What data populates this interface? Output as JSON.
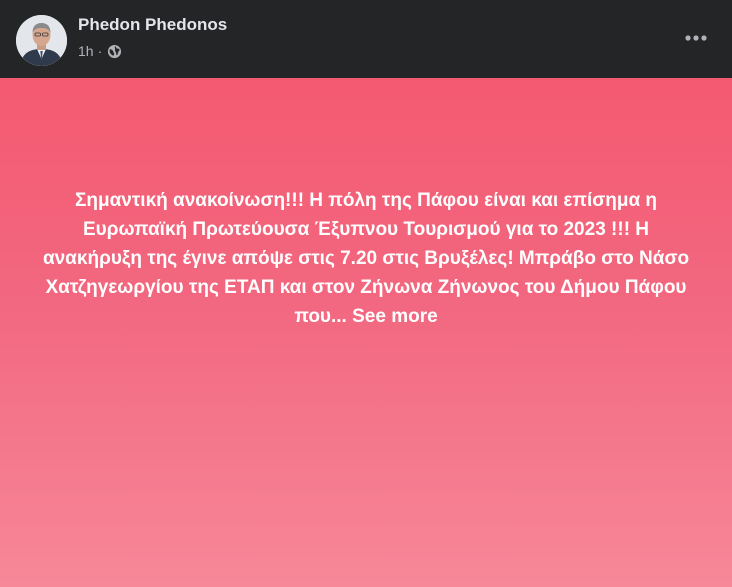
{
  "post": {
    "author_name": "Phedon Phedonos",
    "time": "1h",
    "separator": "·",
    "audience_icon": "globe-icon",
    "more_icon": "more-options-icon",
    "text": "Σημαντική ανακοίνωση!!! Η πόλη της Πάφου είναι και επίσημα η Ευρωπαϊκή Πρωτεύουσα Έξυπνου Τουρισμού για το 2023 !!! Η ανακήρυξη της έγινε απόψε στις 7.20 στις Βρυξέλες! Μπράβο στο Νάσο Χατζηγεωργίου της ΕΤΑΠ και στον Ζήνωνα Ζήνωνος του Δήμου Πάφου που...",
    "see_more_label": "See more"
  },
  "colors": {
    "background_top": "#f45a71",
    "background_bottom": "#f78898",
    "header_bg": "#242526",
    "name_color": "#e4e6eb",
    "meta_color": "#b0b3b8"
  }
}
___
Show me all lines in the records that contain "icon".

    "audience_icon": "globe-icon",
    "more_icon": "more-options-icon",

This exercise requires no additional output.